Danny Lee, South China Morning Post | October 22, 2015
A Tiananmen Square crackdown survivor and two British Tibetan protesters have been arrested and detained overnight by British police, according to a community protest group.
The trio, understood to include Chinese democracy activist Shao Jiang, were arrested outside an event in the City of London where President Xi Jinping was in attendance.
As Britain has signed a flurry of deals with China worth US$46 billion, including a centrepiece nuclear power station agreement, Prime Minister David Cameron has come under fire for deepening ties with Beijing while overlooking human rights issues.
The Metropolitan Police confirmed a man and two women were arrested to prevent a breach of the peace.
“At around 4.30pm on Wednesday, October 21 officers on the security operation for the visiting Chinese president arrested a man in the Bank area to prevent a breach of the peace,” a police spokeswoman said.
“Two women were arrested nearby shortly after, also to prevent a breach of the peace.
“All three were further arrested on suspicion of conspiracy to commit threatening behaviour. They were taken into custody at a central London police station where they remain at this time.”
Tsering Passang, chairman of the Tibetan Community in Britain organisation, said two of his members, Sonam, 30, and Jamphel, 33, were arrested at Mansion House, after they attempted to wave Tibetan flags at Xi’s passing car and “were forcefully taken away by police.”
“As a British Tibetan, I am shocked that the Met Police would arrest peaceful protesters. Tibetans are being silenced both in their homeland and now in the UK.
“I demand fair treatment for all protesters who are standing up for human rights and democracy and demand the immediate release of Sonam, Jamphel and Shao Jiang”, he wrote on Facebook.
Chinese dissident Shao was a leading figure in the 1989 student movement and helped draft a list of demands during the Tiananmen Square pro-democracy protests.
At a joint-press conference on Wednesday, Xi responded to a British journalist’s question on human rights, stating there was “room for improvement” in China’s record.
“Coming to the human rights issue, China attaches great importance to human rights. We have found a path suited to China’s conditions,” he said.

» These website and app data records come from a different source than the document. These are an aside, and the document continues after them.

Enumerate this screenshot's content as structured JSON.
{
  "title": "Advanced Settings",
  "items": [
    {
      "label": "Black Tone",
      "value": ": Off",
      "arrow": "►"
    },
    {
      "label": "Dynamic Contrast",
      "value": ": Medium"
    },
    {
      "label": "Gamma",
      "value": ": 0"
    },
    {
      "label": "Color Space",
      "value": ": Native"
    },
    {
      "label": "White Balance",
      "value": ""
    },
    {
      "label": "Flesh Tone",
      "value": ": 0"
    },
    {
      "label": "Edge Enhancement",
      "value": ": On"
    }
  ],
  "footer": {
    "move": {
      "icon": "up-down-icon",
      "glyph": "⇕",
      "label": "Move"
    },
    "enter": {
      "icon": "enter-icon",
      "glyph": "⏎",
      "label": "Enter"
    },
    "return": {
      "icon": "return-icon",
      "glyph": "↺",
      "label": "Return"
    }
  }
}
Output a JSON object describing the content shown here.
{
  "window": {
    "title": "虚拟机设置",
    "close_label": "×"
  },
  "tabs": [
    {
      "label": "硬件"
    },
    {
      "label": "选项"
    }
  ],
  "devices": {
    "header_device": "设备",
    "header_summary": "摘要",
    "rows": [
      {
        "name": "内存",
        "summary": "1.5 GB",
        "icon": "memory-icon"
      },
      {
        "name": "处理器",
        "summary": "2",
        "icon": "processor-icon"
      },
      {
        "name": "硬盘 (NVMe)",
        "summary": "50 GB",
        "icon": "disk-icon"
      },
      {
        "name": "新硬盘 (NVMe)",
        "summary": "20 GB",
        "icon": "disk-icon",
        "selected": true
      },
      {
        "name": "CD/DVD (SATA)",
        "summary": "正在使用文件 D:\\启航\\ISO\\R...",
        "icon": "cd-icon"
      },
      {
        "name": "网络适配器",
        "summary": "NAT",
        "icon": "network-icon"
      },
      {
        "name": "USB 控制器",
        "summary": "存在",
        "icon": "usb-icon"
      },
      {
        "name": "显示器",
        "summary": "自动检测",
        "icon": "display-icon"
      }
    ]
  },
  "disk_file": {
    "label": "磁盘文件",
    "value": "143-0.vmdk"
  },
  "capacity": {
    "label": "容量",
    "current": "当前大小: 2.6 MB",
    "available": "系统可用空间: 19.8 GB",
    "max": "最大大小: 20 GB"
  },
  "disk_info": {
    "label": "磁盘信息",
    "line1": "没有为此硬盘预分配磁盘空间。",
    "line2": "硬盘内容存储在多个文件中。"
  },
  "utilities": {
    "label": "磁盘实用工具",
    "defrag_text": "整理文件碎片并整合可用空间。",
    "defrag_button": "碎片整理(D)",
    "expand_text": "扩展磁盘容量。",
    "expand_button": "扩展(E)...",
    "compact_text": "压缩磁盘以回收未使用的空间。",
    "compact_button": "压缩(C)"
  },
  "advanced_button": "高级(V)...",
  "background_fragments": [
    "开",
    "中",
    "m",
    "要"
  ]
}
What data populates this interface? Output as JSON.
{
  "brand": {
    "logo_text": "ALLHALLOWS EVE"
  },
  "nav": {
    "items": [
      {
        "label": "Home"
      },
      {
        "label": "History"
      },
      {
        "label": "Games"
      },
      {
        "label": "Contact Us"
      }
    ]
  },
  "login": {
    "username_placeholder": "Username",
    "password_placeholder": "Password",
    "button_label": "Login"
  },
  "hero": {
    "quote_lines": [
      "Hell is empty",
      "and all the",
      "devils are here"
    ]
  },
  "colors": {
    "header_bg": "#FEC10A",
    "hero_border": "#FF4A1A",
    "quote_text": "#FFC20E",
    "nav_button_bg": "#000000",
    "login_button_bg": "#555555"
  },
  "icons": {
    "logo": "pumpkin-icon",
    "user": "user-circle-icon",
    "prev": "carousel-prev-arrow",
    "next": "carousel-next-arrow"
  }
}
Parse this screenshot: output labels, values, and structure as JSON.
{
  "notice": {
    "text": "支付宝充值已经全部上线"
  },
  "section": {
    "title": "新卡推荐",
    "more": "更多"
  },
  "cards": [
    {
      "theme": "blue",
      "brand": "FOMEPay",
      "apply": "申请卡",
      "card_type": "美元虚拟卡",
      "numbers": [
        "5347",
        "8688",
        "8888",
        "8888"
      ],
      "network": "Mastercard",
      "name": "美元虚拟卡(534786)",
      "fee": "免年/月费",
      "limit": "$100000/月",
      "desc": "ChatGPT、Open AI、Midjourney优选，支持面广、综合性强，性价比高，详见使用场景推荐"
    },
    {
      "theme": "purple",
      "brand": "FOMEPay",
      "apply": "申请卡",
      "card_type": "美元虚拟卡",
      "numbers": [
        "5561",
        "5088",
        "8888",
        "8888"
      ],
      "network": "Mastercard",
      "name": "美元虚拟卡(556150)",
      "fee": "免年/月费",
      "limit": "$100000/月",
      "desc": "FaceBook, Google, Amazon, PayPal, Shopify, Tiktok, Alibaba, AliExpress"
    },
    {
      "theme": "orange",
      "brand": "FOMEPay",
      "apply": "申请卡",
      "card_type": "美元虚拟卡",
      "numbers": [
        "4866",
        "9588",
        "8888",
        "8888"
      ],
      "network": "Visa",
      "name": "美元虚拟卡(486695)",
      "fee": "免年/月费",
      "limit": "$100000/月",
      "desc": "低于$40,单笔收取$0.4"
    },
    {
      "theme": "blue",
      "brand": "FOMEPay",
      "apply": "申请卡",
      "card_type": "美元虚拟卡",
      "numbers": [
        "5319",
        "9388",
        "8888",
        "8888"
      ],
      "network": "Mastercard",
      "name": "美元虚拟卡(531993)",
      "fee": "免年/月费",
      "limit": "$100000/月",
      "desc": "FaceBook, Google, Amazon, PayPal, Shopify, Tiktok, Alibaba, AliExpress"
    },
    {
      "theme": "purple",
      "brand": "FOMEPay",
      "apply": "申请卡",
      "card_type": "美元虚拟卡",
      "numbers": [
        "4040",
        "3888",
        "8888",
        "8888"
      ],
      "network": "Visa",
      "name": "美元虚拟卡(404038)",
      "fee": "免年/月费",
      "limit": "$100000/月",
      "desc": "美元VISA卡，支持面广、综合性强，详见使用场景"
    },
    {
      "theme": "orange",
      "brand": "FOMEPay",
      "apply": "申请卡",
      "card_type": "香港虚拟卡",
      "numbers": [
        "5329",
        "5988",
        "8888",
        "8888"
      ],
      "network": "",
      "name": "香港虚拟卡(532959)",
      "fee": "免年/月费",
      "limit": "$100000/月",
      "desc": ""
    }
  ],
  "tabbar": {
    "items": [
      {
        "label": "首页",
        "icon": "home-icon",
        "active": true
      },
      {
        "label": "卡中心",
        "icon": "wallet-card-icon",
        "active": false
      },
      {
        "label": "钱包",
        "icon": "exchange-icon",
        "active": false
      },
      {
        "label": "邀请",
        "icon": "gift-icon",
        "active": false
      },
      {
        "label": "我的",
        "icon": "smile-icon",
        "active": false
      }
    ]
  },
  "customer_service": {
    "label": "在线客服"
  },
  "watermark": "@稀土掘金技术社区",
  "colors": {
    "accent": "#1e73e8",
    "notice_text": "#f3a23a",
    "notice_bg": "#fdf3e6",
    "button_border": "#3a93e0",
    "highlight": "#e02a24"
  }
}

“There is always room for improvement in the world. China is ready to increase cooperation with the UK and other countries over human rights.”